**The records:**
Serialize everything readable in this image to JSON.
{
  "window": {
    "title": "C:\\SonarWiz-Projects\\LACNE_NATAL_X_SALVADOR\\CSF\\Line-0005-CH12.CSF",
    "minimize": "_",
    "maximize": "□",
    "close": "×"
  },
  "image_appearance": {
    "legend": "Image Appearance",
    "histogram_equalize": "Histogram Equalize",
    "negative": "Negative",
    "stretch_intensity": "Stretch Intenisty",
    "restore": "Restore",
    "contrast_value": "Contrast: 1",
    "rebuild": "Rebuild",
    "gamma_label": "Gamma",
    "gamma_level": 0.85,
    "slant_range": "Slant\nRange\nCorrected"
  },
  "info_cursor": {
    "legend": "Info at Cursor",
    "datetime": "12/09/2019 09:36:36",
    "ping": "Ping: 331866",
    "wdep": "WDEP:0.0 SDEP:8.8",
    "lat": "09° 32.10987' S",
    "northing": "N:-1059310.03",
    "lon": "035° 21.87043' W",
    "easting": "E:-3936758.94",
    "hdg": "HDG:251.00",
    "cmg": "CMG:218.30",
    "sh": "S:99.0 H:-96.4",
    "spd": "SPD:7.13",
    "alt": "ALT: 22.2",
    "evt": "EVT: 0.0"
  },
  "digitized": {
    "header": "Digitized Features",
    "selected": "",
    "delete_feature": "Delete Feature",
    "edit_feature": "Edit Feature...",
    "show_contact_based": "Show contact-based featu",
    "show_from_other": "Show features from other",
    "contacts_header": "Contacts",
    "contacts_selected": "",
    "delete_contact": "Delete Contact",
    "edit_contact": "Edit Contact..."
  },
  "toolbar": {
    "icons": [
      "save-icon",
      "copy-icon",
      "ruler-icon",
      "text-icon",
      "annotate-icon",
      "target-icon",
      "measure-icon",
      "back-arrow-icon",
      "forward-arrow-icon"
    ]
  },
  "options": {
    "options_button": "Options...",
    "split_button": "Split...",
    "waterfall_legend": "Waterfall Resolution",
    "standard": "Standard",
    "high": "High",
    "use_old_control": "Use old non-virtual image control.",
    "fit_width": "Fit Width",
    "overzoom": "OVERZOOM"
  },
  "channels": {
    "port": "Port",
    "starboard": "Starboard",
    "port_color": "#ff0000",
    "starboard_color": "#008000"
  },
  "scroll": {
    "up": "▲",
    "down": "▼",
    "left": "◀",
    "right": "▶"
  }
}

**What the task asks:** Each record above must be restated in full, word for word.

**Answer to this exercise:**
Serialize everything readable in this image to JSON.
{
  "window": {
    "title": "C:\\SonarWiz-Projects\\LACNE_NATAL_X_SALVADOR\\CSF\\Line-0005-CH12.CSF",
    "minimize": "_",
    "maximize": "□",
    "close": "×"
  },
  "image_appearance": {
    "legend": "Image Appearance",
    "histogram_equalize": "Histogram Equalize",
    "negative": "Negative",
    "stretch_intensity": "Stretch Intenisty",
    "restore": "Restore",
    "contrast_value": "Contrast: 1",
    "rebuild": "Rebuild",
    "gamma_label": "Gamma",
    "gamma_level": 0.85,
    "slant_range": "Slant\nRange\nCorrected"
  },
  "info_cursor": {
    "legend": "Info at Cursor",
    "datetime": "12/09/2019 09:36:36",
    "ping": "Ping: 331866",
    "wdep": "WDEP:0.0 SDEP:8.8",
    "lat": "09° 32.10987' S",
    "northing": "N:-1059310.03",
    "lon": "035° 21.87043' W",
    "easting": "E:-3936758.94",
    "hdg": "HDG:251.00",
    "cmg": "CMG:218.30",
    "sh": "S:99.0 H:-96.4",
    "spd": "SPD:7.13",
    "alt": "ALT: 22.2",
    "evt": "EVT: 0.0"
  },
  "digitized": {
    "header": "Digitized Features",
    "selected": "",
    "delete_feature": "Delete Feature",
    "edit_feature": "Edit Feature...",
    "show_contact_based": "Show contact-based featu",
    "show_from_other": "Show features from other",
    "contacts_header": "Contacts",
    "contacts_selected": "",
    "delete_contact": "Delete Contact",
    "edit_contact": "Edit Contact..."
  },
  "toolbar": {
    "icons": [
      "save-icon",
      "copy-icon",
      "ruler-icon",
      "text-icon",
      "annotate-icon",
      "target-icon",
      "measure-icon",
      "back-arrow-icon",
      "forward-arrow-icon"
    ]
  },
  "options": {
    "options_button": "Options...",
    "split_button": "Split...",
    "waterfall_legend": "Waterfall Resolution",
    "standard": "Standard",
    "high": "High",
    "use_old_control": "Use old non-virtual image control.",
    "fit_width": "Fit Width",
    "overzoom": "OVERZOOM"
  },
  "channels": {
    "port": "Port",
    "starboard": "Starboard",
    "port_color": "#ff0000",
    "starboard_color": "#008000"
  },
  "scroll": {
    "up": "▲",
    "down": "▼",
    "left": "◀",
    "right": "▶"
  }
}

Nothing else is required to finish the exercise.